• Activity: The word "icon": in how many lines of the records does it appear? Reply with the number alone.

*** Opening Input data ***

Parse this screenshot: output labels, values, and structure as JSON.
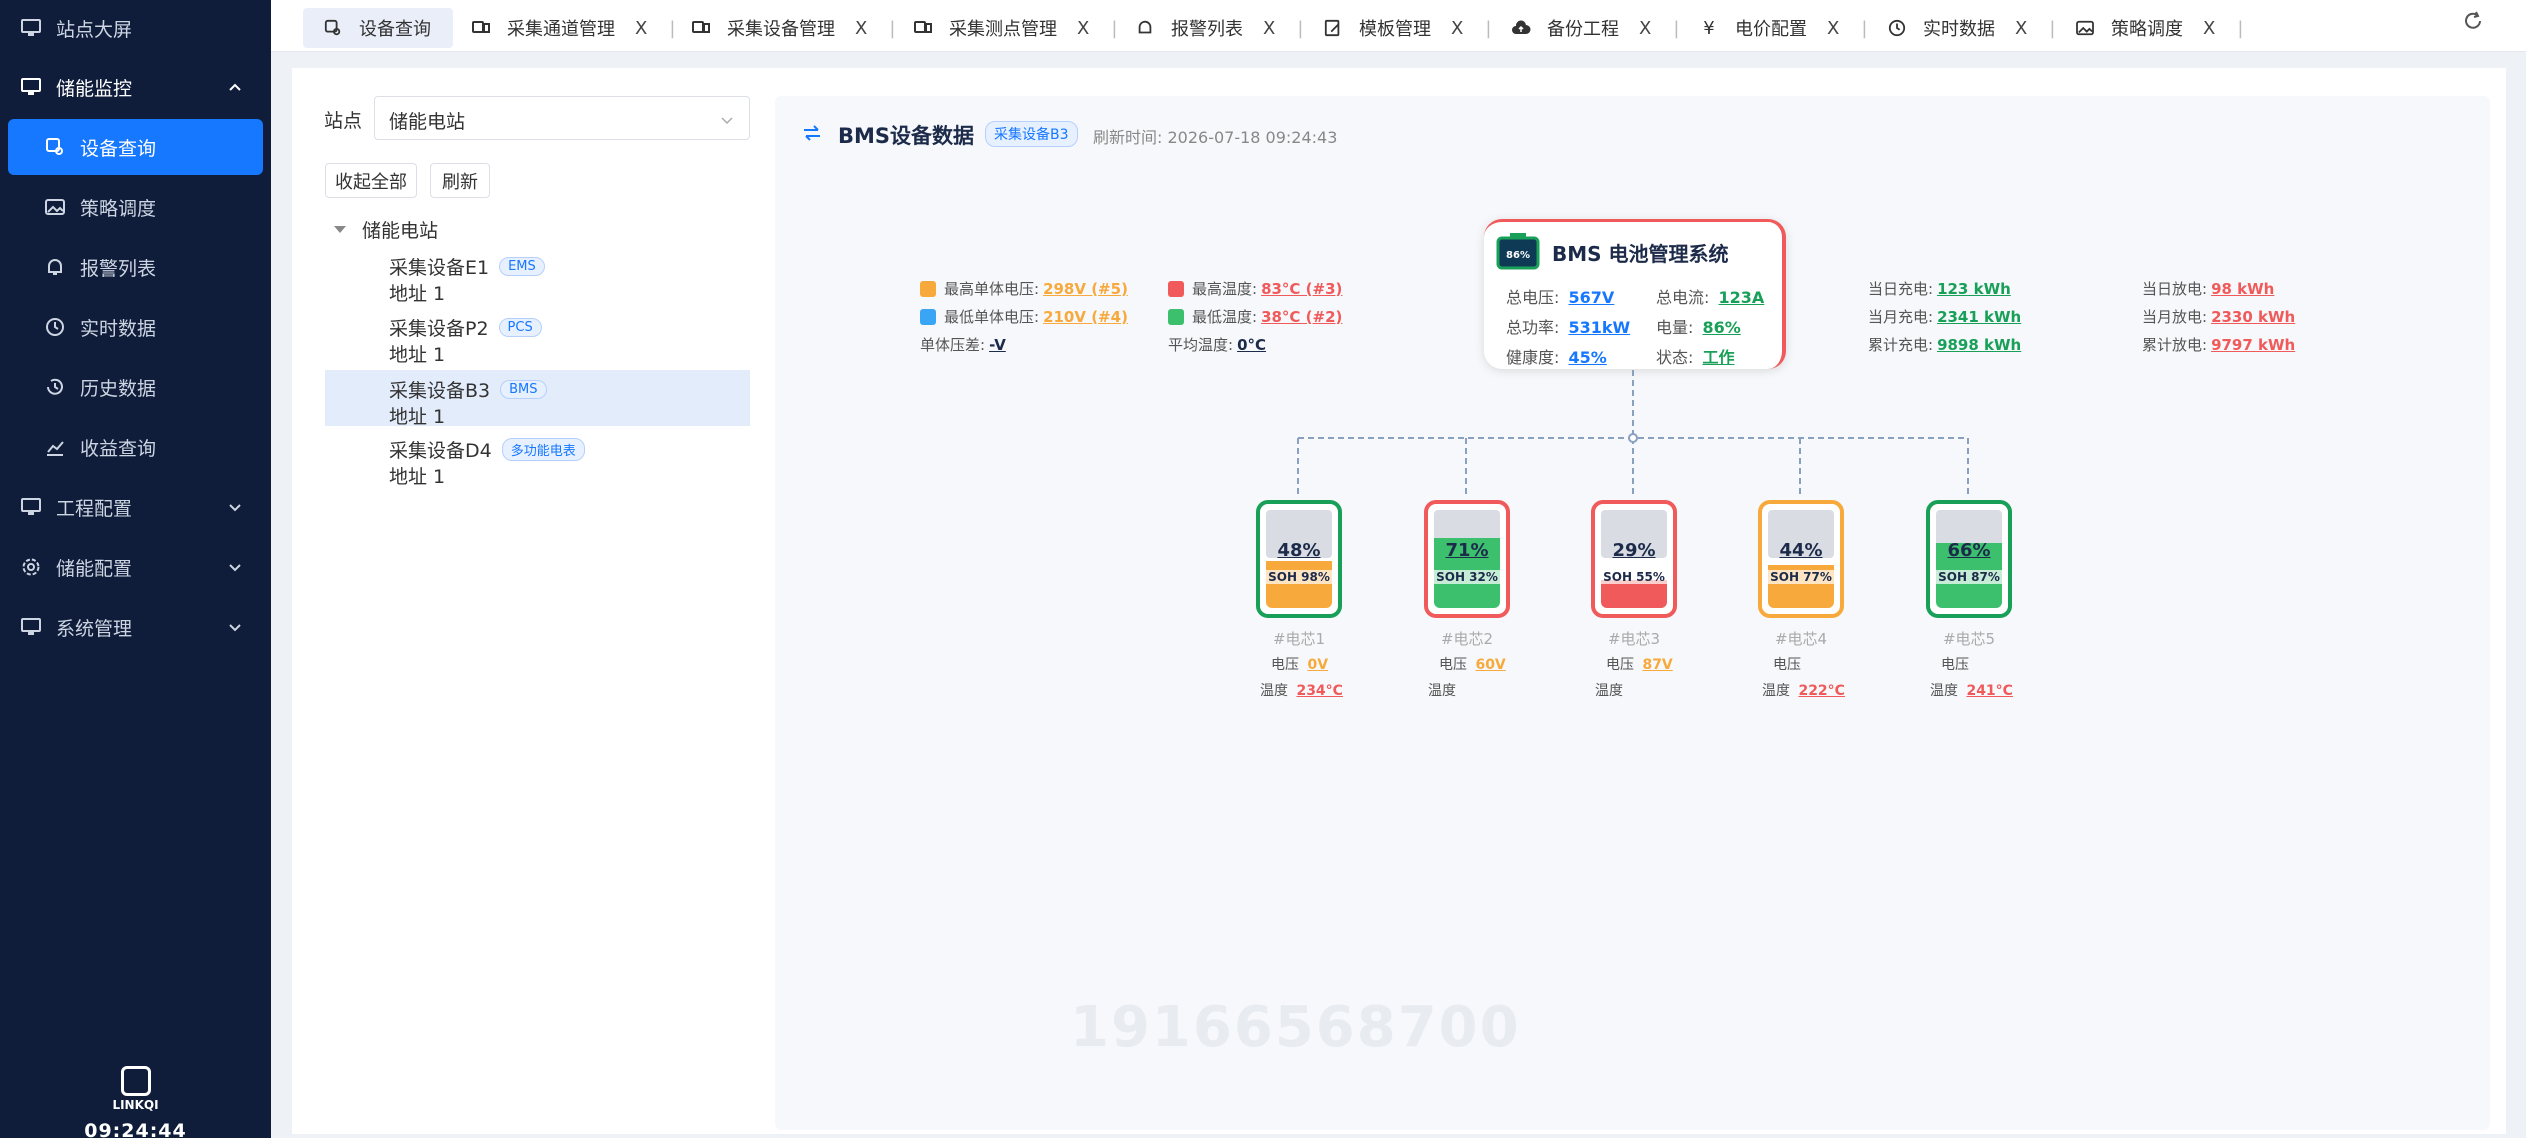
{
  "sidebar": {
    "items": [
      {
        "label": "站点大屏",
        "icon": "monitor-icon"
      },
      {
        "label": "储能监控",
        "icon": "monitor-icon"
      },
      {
        "label": "设备查询",
        "icon": "device-search-icon"
      },
      {
        "label": "策略调度",
        "icon": "image-icon"
      },
      {
        "label": "报警列表",
        "icon": "bell-icon"
      },
      {
        "label": "实时数据",
        "icon": "clock-icon"
      },
      {
        "label": "历史数据",
        "icon": "history-icon"
      },
      {
        "label": "收益查询",
        "icon": "chart-icon"
      },
      {
        "label": "工程配置",
        "icon": "project-icon"
      },
      {
        "label": "储能配置",
        "icon": "gear-icon"
      },
      {
        "label": "系统管理",
        "icon": "system-icon"
      }
    ],
    "logo_text": "LINKQI",
    "clock": "09:24:44"
  },
  "tabs": [
    {
      "label": "设备查询"
    },
    {
      "label": "采集通道管理"
    },
    {
      "label": "采集设备管理"
    },
    {
      "label": "采集测点管理"
    },
    {
      "label": "报警列表"
    },
    {
      "label": "模板管理"
    },
    {
      "label": "备份工程"
    },
    {
      "label": "电价配置"
    },
    {
      "label": "实时数据"
    },
    {
      "label": "策略调度"
    }
  ],
  "tab_close": "X",
  "left": {
    "station_label": "站点",
    "station_value": "储能电站",
    "collapse_btn": "收起全部",
    "refresh_btn": "刷新",
    "tree_root": "储能电站",
    "nodes": [
      {
        "title": "采集设备E1",
        "tag": "EMS",
        "addr": "地址 1"
      },
      {
        "title": "采集设备P2",
        "tag": "PCS",
        "addr": "地址 1"
      },
      {
        "title": "采集设备B3",
        "tag": "BMS",
        "addr": "地址 1"
      },
      {
        "title": "采集设备D4",
        "tag": "多功能电表",
        "addr": "地址 1"
      }
    ]
  },
  "panel": {
    "title": "BMS设备数据",
    "tag": "采集设备B3",
    "refresh_time": "刷新时间:  2026-07-18 09:24:43",
    "left_stats": {
      "max_cell_v_label": "最高单体电压:",
      "max_cell_v": "298V (#5)",
      "min_cell_v_label": "最低单体电压:",
      "min_cell_v": "210V (#4)",
      "cell_diff_label": "单体压差:",
      "cell_diff": "-V",
      "max_temp_label": "最高温度:",
      "max_temp": "83°C (#3)",
      "min_temp_label": "最低温度:",
      "min_temp": "38°C (#2)",
      "avg_temp_label": "平均温度:",
      "avg_temp": "0°C"
    },
    "bms": {
      "title": "BMS 电池管理系统",
      "chip_pct": "86%",
      "total_v_label": "总电压:",
      "total_v": "567V",
      "total_i_label": "总电流:",
      "total_i": "123A",
      "total_p_label": "总功率:",
      "total_p": "531kW",
      "soc_label": "电量:",
      "soc": "86%",
      "health_label": "健康度:",
      "health": "45%",
      "state_label": "状态:",
      "state": "工作"
    },
    "right_stats": {
      "day_charge_label": "当日充电:",
      "day_charge": "123 kWh",
      "month_charge_label": "当月充电:",
      "month_charge": "2341 kWh",
      "total_charge_label": "累计充电:",
      "total_charge": "9898 kWh",
      "day_discharge_label": "当日放电:",
      "day_discharge": "98 kWh",
      "month_discharge_label": "当月放电:",
      "month_discharge": "2330 kWh",
      "total_discharge_label": "累计放电:",
      "total_discharge": "9797 kWh"
    },
    "cells": [
      {
        "pct": "48%",
        "soh": "SOH 98%",
        "name": "#电芯1",
        "v_label": "电压",
        "v": "0V",
        "t_label": "温度",
        "t": "234°C",
        "fill": 0.48,
        "fill_color": "#f7a93b",
        "border": "#18a058"
      },
      {
        "pct": "71%",
        "soh": "SOH 32%",
        "name": "#电芯2",
        "v_label": "电压",
        "v": "60V",
        "t_label": "温度",
        "t": "",
        "fill": 0.71,
        "fill_color": "#3cc06e",
        "border": "#f05a5a"
      },
      {
        "pct": "29%",
        "soh": "SOH 55%",
        "name": "#电芯3",
        "v_label": "电压",
        "v": "87V",
        "t_label": "温度",
        "t": "",
        "fill": 0.29,
        "fill_color": "#f05a5a",
        "border": "#f05a5a"
      },
      {
        "pct": "44%",
        "soh": "SOH 77%",
        "name": "#电芯4",
        "v_label": "电压",
        "v": "",
        "t_label": "温度",
        "t": "222°C",
        "fill": 0.44,
        "fill_color": "#f7a93b",
        "border": "#f7a93b"
      },
      {
        "pct": "66%",
        "soh": "SOH 87%",
        "name": "#电芯5",
        "v_label": "电压",
        "v": "",
        "t_label": "温度",
        "t": "241°C",
        "fill": 0.66,
        "fill_color": "#3cc06e",
        "border": "#18a058"
      }
    ],
    "watermark": "19166568700"
  },
  "colors": {
    "sidebar_bg": "#0f1d3a",
    "accent": "#1677ff",
    "green": "#18a058",
    "orange": "#f7a93b",
    "red": "#f05a5a"
  }
}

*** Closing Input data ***

• Task output: 11